Ah, back to internet connectivity. We’ve had a stretch of excellent weather and have been in the field or travelling every day. After leaving the Shunda fire base, Stuart and I spent 4 days in the foothills near High River repeating some illusive images from A.O. Wheeler’s 1899 Irrigation Survey. Over the past winter Rob Watt managed to locate a number of these photo stations by reading through Wheeler’s diaries and triangulating stations from his notes. Even better, Rob was able to join us in the field for several days to lead us to some stations and share some stories. Based on Rob’s work we were able to repeat several stations that MLP crews have struggled to find over the years. We now have photos for Marguerite Lake (aka McCaskill Lake) and Silver Lake (formerly thought to be Nanton Lake).
After bouncing around between couches and campsites in the foothills (thanks everyone!) we travelled up to Glacier National Park and have been staying in Rogers Pass for the last four nights. Here we caught up with Eric Higgs, project director extraordinaire (who is currently looking over my shoulder and who is of no relation to Stuart Higgs, self-declared “field lackey extraordinaire,” who is also looking over my shoulder). We also met up with Jocelyn Hirose, a glaciologist who will be using some of MLP’s repeat photos for an upcoming project with the park (stay tuned). We’ve benefited from another stretch of great weather, and have been able to repeat some very scenic survey images from Wheeler’s 1901 work.
Check out Mt Sir Donald on the left there: That pointy peak is one for the MLP history books, as Stuart and Jocelyn and their exceptional pilot Jaime made the second ever flight to its peak on Wednesday, complete with some reporters watching. But that’s one for Stuart to tell, so I’ll leave it to him for an upcoming blog post. (Stuart, post something about Sir Donald, okay?)
Yesterday we wrapped up work in Glacier N.P. with some lower elevation images.
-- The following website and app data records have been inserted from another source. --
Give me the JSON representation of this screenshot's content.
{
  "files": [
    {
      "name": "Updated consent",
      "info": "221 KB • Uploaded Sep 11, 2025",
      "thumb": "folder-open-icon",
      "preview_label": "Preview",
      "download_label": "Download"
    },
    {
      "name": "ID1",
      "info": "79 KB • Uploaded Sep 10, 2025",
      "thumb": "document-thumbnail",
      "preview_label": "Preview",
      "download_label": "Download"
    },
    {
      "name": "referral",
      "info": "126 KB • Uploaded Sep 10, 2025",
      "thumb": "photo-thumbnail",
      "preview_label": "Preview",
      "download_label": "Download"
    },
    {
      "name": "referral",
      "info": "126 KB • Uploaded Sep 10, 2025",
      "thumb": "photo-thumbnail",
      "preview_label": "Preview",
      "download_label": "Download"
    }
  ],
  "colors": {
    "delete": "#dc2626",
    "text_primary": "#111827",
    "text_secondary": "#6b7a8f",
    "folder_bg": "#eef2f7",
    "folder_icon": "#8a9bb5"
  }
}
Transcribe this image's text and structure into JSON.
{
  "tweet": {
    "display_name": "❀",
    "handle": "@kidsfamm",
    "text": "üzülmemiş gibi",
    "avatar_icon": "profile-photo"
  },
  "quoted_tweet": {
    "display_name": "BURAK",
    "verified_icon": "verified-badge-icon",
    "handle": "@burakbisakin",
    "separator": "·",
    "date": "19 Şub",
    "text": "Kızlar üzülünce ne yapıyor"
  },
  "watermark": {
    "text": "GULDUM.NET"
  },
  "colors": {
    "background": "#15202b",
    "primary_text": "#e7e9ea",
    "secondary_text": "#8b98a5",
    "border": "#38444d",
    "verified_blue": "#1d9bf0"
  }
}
The Hasselblad, our big fancy camera, was acting up, but Stuart and Eric put their heads together to solve the problem. I’ve threatened to post the picture, so had better follow through: